… except, I still think it looks funny, and wonder if we should have a style guide of our own. For example, the Guardian always says ‘internet’ instead of ‘Internet’. Now, ‘internet’ would be fine if they were talking about when you and your mates plug a few networks together into a finite little loop. But they’re not, they mean the global internet, the internet of internets, the ur-internet, the motherlode of all things internet; the Internet, in fact.

‘E-mail’ is another one. As far as I remember, the Economist style guide still recommends hyphenating the word. But if they want to be consistent, they should call a pram a perambulator, and a bus an omnibus, since that’s what we called them when they were invented in the nineteenth century. Maybe we called email ‘e-mail’ back in the twentieth century.
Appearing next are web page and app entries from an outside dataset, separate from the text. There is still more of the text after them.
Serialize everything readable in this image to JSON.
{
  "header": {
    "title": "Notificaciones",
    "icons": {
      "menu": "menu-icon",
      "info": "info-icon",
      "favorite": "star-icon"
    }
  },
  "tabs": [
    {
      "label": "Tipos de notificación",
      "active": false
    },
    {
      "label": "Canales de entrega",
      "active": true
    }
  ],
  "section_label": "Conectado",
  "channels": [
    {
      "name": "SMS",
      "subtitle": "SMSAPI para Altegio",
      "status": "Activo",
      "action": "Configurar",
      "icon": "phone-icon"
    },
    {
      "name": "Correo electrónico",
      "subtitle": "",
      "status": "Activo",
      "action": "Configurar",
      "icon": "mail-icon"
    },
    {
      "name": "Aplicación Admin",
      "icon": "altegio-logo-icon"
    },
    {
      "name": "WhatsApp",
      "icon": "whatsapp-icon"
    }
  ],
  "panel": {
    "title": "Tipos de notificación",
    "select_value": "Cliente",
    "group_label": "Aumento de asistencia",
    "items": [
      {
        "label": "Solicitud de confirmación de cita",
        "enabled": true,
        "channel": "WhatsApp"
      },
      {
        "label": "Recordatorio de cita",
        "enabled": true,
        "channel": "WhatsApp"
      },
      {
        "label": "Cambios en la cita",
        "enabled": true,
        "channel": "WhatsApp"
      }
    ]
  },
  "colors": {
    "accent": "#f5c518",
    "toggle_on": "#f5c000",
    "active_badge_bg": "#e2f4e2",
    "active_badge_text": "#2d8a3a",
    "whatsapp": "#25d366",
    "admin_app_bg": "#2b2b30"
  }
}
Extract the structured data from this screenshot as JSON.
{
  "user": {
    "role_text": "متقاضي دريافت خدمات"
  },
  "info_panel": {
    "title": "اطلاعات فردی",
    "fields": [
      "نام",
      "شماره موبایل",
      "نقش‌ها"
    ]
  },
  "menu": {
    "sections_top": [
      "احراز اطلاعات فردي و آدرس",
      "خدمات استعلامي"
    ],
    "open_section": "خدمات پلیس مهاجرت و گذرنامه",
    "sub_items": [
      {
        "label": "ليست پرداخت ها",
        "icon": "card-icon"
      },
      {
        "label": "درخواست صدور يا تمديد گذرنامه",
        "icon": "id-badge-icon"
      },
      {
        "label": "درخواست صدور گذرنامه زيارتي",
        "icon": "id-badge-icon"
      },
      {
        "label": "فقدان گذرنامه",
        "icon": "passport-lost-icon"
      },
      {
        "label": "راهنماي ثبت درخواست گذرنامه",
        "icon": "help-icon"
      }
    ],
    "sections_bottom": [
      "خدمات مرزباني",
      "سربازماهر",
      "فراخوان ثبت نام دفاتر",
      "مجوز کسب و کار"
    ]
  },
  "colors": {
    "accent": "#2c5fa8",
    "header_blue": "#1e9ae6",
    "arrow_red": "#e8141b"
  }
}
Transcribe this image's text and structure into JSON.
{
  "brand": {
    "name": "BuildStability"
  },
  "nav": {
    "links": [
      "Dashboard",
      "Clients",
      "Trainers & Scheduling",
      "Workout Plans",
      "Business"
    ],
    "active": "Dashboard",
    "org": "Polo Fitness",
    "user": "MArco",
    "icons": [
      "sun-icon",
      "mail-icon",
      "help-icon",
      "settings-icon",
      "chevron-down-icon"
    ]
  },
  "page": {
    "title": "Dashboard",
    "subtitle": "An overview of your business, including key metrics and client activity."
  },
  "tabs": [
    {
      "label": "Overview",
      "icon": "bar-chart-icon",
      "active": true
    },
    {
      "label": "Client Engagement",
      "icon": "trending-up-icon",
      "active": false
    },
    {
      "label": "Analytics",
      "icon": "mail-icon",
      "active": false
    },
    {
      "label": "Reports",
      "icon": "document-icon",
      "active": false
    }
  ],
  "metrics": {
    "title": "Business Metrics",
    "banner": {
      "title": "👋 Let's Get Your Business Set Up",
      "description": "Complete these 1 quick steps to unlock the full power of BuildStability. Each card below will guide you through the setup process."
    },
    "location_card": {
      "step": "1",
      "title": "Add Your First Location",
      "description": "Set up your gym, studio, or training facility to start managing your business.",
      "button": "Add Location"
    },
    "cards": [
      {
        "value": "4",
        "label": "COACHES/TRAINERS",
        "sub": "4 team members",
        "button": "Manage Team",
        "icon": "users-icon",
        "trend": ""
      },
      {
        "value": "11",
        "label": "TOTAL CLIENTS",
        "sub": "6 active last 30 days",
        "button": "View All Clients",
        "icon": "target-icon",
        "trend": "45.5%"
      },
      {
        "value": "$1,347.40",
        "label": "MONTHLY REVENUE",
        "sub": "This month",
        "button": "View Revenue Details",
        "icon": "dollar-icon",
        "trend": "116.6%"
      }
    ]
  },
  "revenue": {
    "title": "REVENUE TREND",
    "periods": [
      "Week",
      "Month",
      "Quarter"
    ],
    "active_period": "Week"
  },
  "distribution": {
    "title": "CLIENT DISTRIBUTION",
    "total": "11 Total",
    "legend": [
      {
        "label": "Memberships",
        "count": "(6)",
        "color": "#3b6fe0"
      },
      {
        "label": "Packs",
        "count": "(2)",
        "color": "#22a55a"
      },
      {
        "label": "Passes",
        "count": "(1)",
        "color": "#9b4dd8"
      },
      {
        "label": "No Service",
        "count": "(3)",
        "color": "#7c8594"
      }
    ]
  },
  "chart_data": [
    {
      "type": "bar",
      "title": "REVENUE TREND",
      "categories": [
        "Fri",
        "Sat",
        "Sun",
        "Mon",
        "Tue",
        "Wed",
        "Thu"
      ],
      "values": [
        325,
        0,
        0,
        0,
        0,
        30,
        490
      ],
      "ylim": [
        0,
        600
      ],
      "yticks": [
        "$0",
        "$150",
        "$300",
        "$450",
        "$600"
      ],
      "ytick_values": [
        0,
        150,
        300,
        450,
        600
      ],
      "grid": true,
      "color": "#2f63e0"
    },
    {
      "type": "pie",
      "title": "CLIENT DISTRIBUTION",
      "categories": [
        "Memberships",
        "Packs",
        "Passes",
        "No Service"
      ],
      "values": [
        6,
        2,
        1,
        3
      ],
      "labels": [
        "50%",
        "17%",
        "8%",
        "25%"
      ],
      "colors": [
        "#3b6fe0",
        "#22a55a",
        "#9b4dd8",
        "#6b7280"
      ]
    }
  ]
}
But today it’s ‘email’, plain and simple.

Since ICANN is forever being accused of mission creep, perhaps the community should embrace this and create a proper Internet style guide to set the Luddites straight.

* Seth’s recent Guardian piece is here, and we got talking about a piece on new gTLDs I wrote here.

Comments

    Domain Name System
    Internationalized Domain Name ,IDN,"IDNs are domain names that include characters used in the local representation of languages that are not written with the twenty-six letters of the basic Latin alphabet ""a-z"". An IDN can contain Latin letters with diacritical marks, as required by many European languages, or may consist of characters from non-Latin scripts such as Arabic or Chinese. Many languages also use other types of digits than the European ""0-9"". The basic Latin alphabet together with the European-Arabic digits are, for the purpose of domain names, termed ""ASCII characters"" (ASCII = American Standard Code for Information Interchange). These are also included in the broader range of ""Unicode characters"" that provides the basis for IDNs. The ""hostname rule"" requires that all domain names of the type under consideration here are stored in the DNS using only the ASCII characters listed above, with the one further addition of the hyphen ""-"". The Unicode form of an IDN therefore requires special encoding before it is entered into the DNS. The following terminology is used when distinguishing between these forms: A domain name consists of a series of ""labels"" (separated by ""dots""). The ASCII form of an IDN label is termed an ""A-label"". All operations defined in the DNS protocol use A-labels exclusively. The Unicode form, which a user expects to be displayed, is termed a ""U-label"". The difference may be illustrated with the Hindi word for ""test"" — परीका — appearing here as a U-label would (in the Devanagari script). A special form of ""ASCII compatible encoding"" (abbreviated ACE) is applied to this to produce the corresponding A-label: xn--11b5bs1di. A domain name that only includes ASCII letters, digits, and hyphens is termed an ""LDH label"". Although the definitions of A-labels and LDH-labels overlap, a name consisting exclusively of LDH labels, such as""icann.org"" is not an IDN."